5 years ago

Thank you, helped me refine concept I was only slightly familiar with.

5 Factors in Deciding Between Domestic & Overseas Loans | FintechLab
3 years ago

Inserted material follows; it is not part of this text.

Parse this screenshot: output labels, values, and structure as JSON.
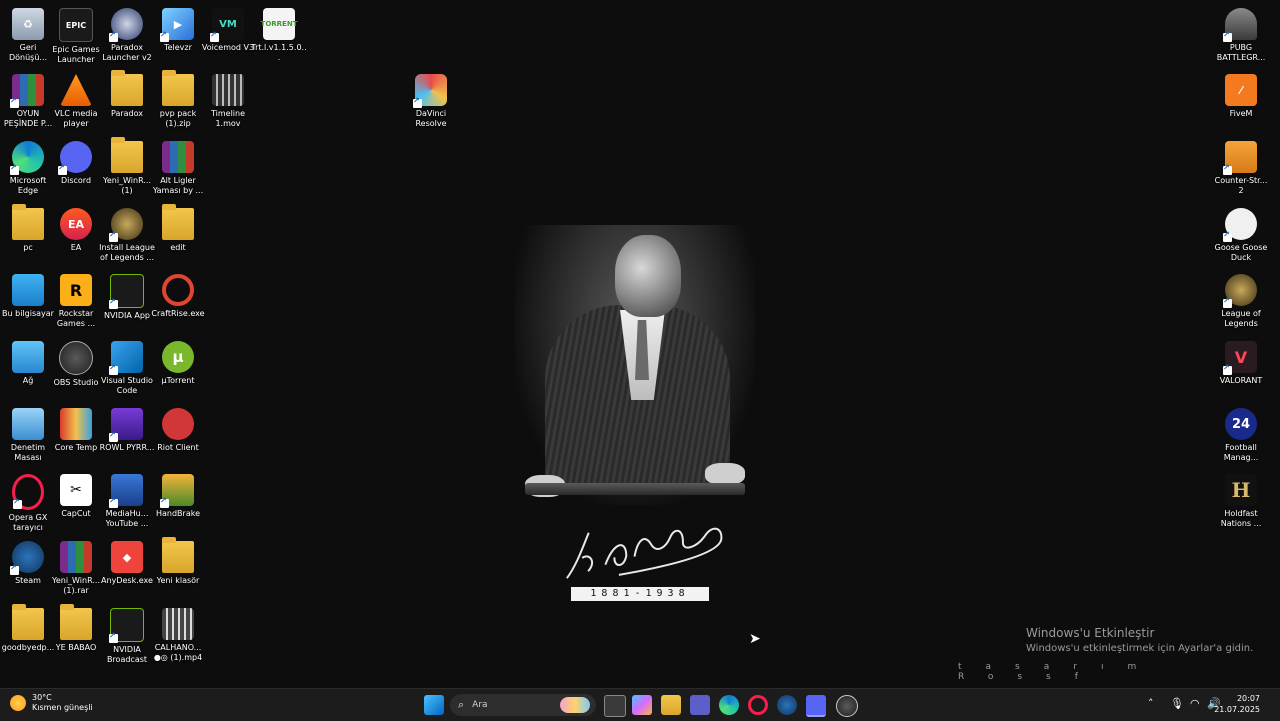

[…] the fluctuations in exchange rates can heavily impact your repayment, and it is advisable to use derivatives like Forward Contracts to fix the rates. Buying a Forward has costs of its own which should be factored into the […]